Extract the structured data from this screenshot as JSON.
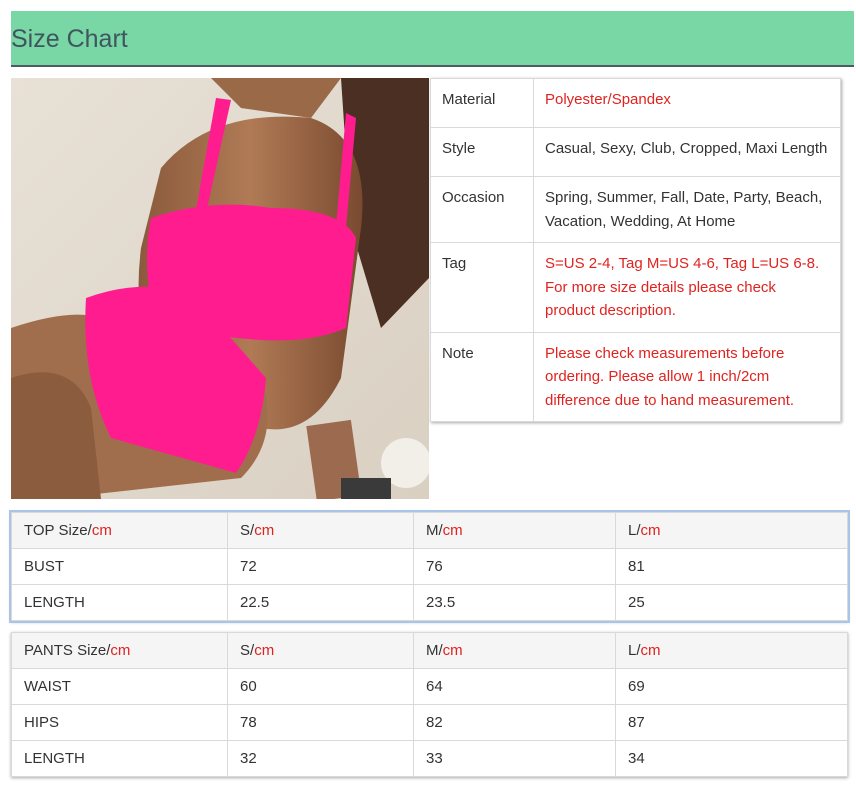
{
  "header": {
    "title": "Size Chart"
  },
  "photo": {
    "icon": "product-photo-pink-bikini"
  },
  "colors": {
    "header_bg": "#79d6a5",
    "accent_red": "#e0231f",
    "product_pink": "#ff1493"
  },
  "info": {
    "rows": [
      {
        "label": "Material",
        "value": "Polyester/Spandex"
      },
      {
        "label": "Style",
        "value": "Casual, Sexy, Club, Cropped, Maxi Length"
      },
      {
        "label": "Occasion",
        "value": "Spring, Summer, Fall, Date, Party, Beach, Vacation, Wedding, At Home"
      },
      {
        "label": "Tag",
        "value": "S=US 2-4, Tag M=US 4-6, Tag L=US 6-8. For more size details please check product description."
      },
      {
        "label": "Note",
        "value": "Please check measurements before ordering. Please allow 1 inch/2cm difference due to hand measurement."
      }
    ]
  },
  "top_table": {
    "unit": "cm",
    "header": [
      "TOP Size/",
      "S/",
      "M/",
      "L/"
    ],
    "rows": [
      [
        "BUST",
        "72",
        "76",
        "81"
      ],
      [
        "LENGTH",
        "22.5",
        "23.5",
        "25"
      ]
    ]
  },
  "pants_table": {
    "unit": "cm",
    "header": [
      "PANTS Size/",
      "S/",
      "M/",
      "L/"
    ],
    "rows": [
      [
        "WAIST",
        "60",
        "64",
        "69"
      ],
      [
        "HIPS",
        "78",
        "82",
        "87"
      ],
      [
        "LENGTH",
        "32",
        "33",
        "34"
      ]
    ]
  }
}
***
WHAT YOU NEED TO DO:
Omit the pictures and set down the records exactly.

WORKED SOLUTION:
Extract the structured data from this screenshot as JSON.
{
  "header": {
    "title": "Size Chart"
  },
  "photo": {
    "icon": "product-photo-pink-bikini"
  },
  "colors": {
    "header_bg": "#79d6a5",
    "accent_red": "#e0231f",
    "product_pink": "#ff1493"
  },
  "info": {
    "rows": [
      {
        "label": "Material",
        "value": "Polyester/Spandex"
      },
      {
        "label": "Style",
        "value": "Casual, Sexy, Club, Cropped, Maxi Length"
      },
      {
        "label": "Occasion",
        "value": "Spring, Summer, Fall, Date, Party, Beach, Vacation, Wedding, At Home"
      },
      {
        "label": "Tag",
        "value": "S=US 2-4, Tag M=US 4-6, Tag L=US 6-8. For more size details please check product description."
      },
      {
        "label": "Note",
        "value": "Please check measurements before ordering. Please allow 1 inch/2cm difference due to hand measurement."
      }
    ]
  },
  "top_table": {
    "unit": "cm",
    "header": [
      "TOP Size/",
      "S/",
      "M/",
      "L/"
    ],
    "rows": [
      [
        "BUST",
        "72",
        "76",
        "81"
      ],
      [
        "LENGTH",
        "22.5",
        "23.5",
        "25"
      ]
    ]
  },
  "pants_table": {
    "unit": "cm",
    "header": [
      "PANTS Size/",
      "S/",
      "M/",
      "L/"
    ],
    "rows": [
      [
        "WAIST",
        "60",
        "64",
        "69"
      ],
      [
        "HIPS",
        "78",
        "82",
        "87"
      ],
      [
        "LENGTH",
        "32",
        "33",
        "34"
      ]
    ]
  }
}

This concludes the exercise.